§ Material for this exercise:
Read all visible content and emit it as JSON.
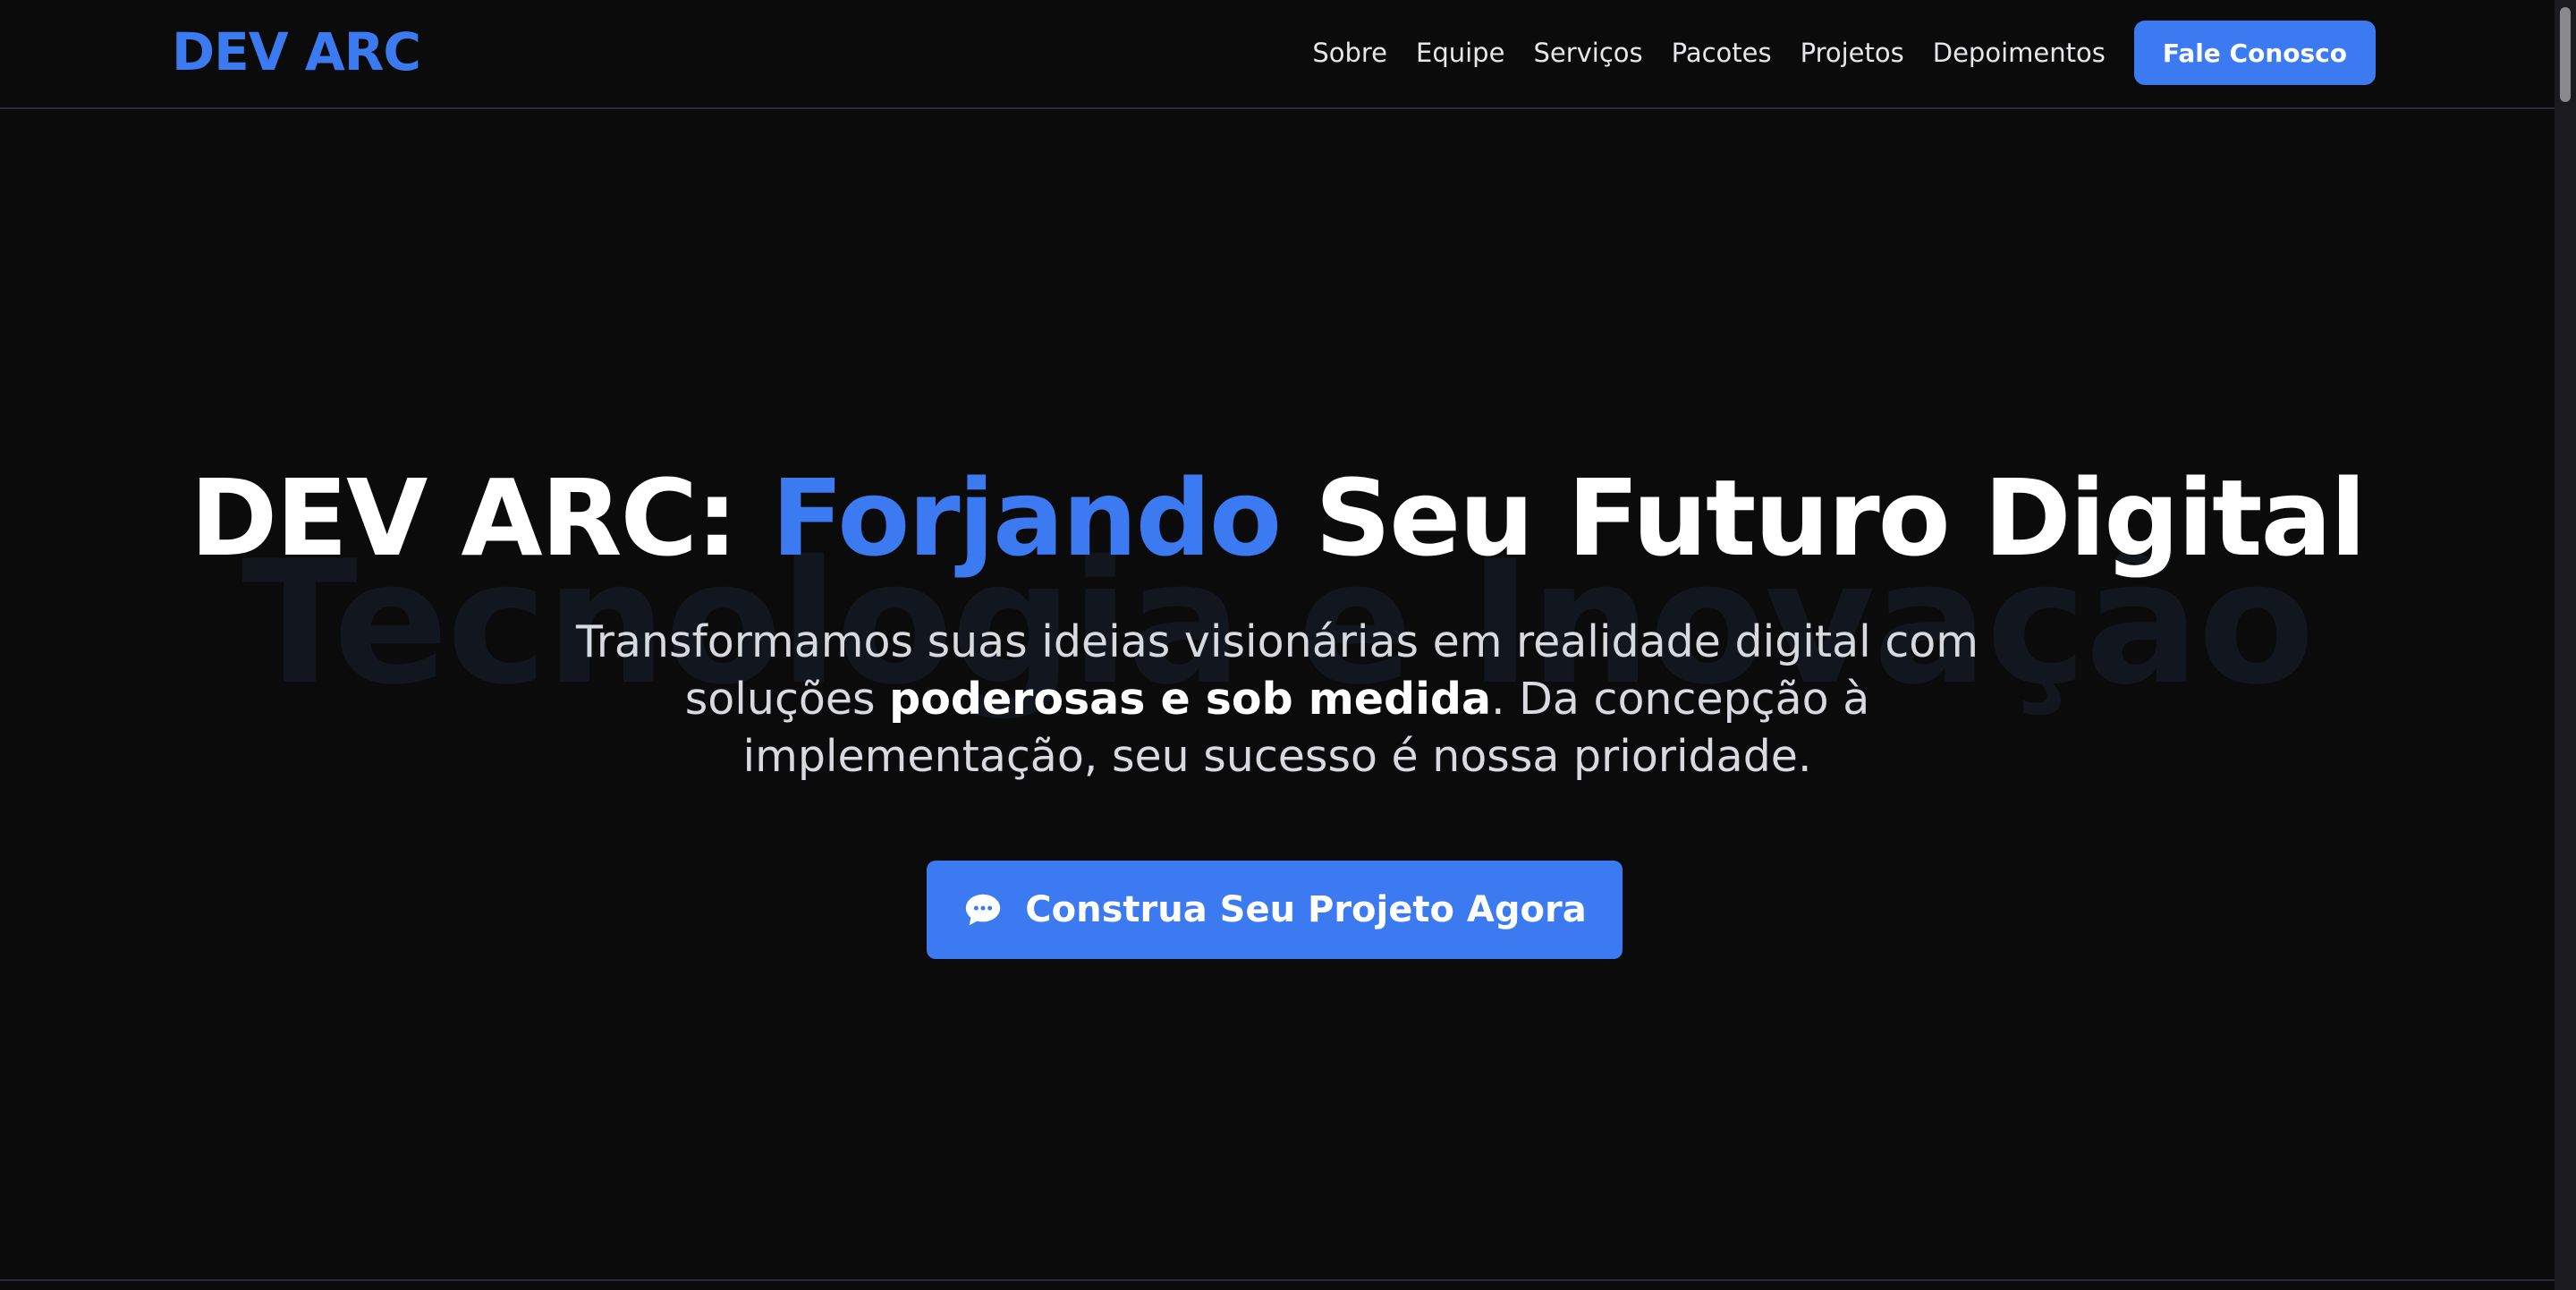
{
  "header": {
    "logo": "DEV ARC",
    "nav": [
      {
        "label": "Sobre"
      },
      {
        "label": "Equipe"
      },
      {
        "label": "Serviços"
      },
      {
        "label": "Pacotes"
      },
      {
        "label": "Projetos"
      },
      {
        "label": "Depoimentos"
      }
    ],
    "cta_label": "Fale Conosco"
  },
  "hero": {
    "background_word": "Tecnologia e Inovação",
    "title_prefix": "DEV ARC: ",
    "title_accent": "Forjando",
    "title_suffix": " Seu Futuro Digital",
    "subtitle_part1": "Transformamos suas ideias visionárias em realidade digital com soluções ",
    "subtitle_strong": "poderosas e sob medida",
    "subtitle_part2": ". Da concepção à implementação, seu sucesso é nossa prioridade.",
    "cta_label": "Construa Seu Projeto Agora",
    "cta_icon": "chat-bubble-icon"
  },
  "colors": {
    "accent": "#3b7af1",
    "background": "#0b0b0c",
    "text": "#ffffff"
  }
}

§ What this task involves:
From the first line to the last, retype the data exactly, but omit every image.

§ Answer to the exercise:
Read all visible content and emit it as JSON.
{
  "header": {
    "logo": "DEV ARC",
    "nav": [
      {
        "label": "Sobre"
      },
      {
        "label": "Equipe"
      },
      {
        "label": "Serviços"
      },
      {
        "label": "Pacotes"
      },
      {
        "label": "Projetos"
      },
      {
        "label": "Depoimentos"
      }
    ],
    "cta_label": "Fale Conosco"
  },
  "hero": {
    "background_word": "Tecnologia e Inovação",
    "title_prefix": "DEV ARC: ",
    "title_accent": "Forjando",
    "title_suffix": " Seu Futuro Digital",
    "subtitle_part1": "Transformamos suas ideias visionárias em realidade digital com soluções ",
    "subtitle_strong": "poderosas e sob medida",
    "subtitle_part2": ". Da concepção à implementação, seu sucesso é nossa prioridade.",
    "cta_label": "Construa Seu Projeto Agora",
    "cta_icon": "chat-bubble-icon"
  },
  "colors": {
    "accent": "#3b7af1",
    "background": "#0b0b0c",
    "text": "#ffffff"
  }
}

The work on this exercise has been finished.